**Problem to work on:**
Pictures don't belong in the copy; print all the records exactly.

**Material for this task:**
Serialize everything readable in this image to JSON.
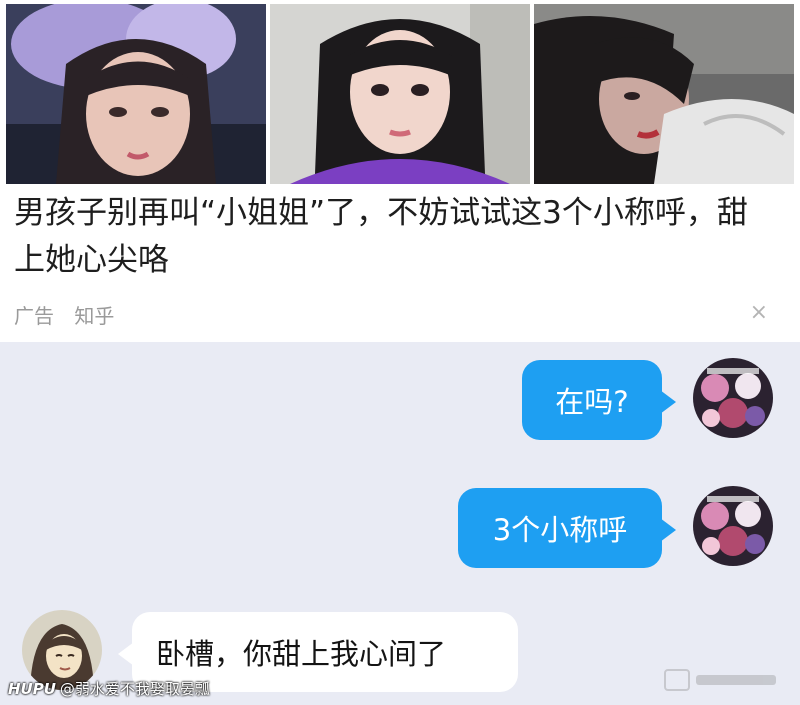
{
  "ad": {
    "images": [
      {
        "label": "ad-photo-1"
      },
      {
        "label": "ad-photo-2"
      },
      {
        "label": "ad-photo-3"
      }
    ],
    "title": "男孩子别再叫“小姐姐”了，不妨试试这3个小称呼，甜上她心尖咯",
    "tag": "广告",
    "source": "知乎",
    "close_icon": "×"
  },
  "chat": {
    "messages": [
      {
        "side": "right",
        "text": "在吗?"
      },
      {
        "side": "right",
        "text": "3个小称呼"
      },
      {
        "side": "left",
        "text": "卧槽，你甜上我心间了"
      }
    ]
  },
  "watermark": {
    "brand": "HUPU",
    "user": "@弱水爱不我娶取晏瓢"
  },
  "colors": {
    "chat_background": "#e9ebf4",
    "outgoing_bubble": "#1e9ff2",
    "incoming_bubble": "#ffffff"
  }
}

**Task solution:**
Serialize everything readable in this image to JSON.
{
  "ad": {
    "images": [
      {
        "label": "ad-photo-1"
      },
      {
        "label": "ad-photo-2"
      },
      {
        "label": "ad-photo-3"
      }
    ],
    "title": "男孩子别再叫“小姐姐”了，不妨试试这3个小称呼，甜上她心尖咯",
    "tag": "广告",
    "source": "知乎",
    "close_icon": "×"
  },
  "chat": {
    "messages": [
      {
        "side": "right",
        "text": "在吗?"
      },
      {
        "side": "right",
        "text": "3个小称呼"
      },
      {
        "side": "left",
        "text": "卧槽，你甜上我心间了"
      }
    ]
  },
  "watermark": {
    "brand": "HUPU",
    "user": "@弱水爱不我娶取晏瓢"
  },
  "colors": {
    "chat_background": "#e9ebf4",
    "outgoing_bubble": "#1e9ff2",
    "incoming_bubble": "#ffffff"
  }
}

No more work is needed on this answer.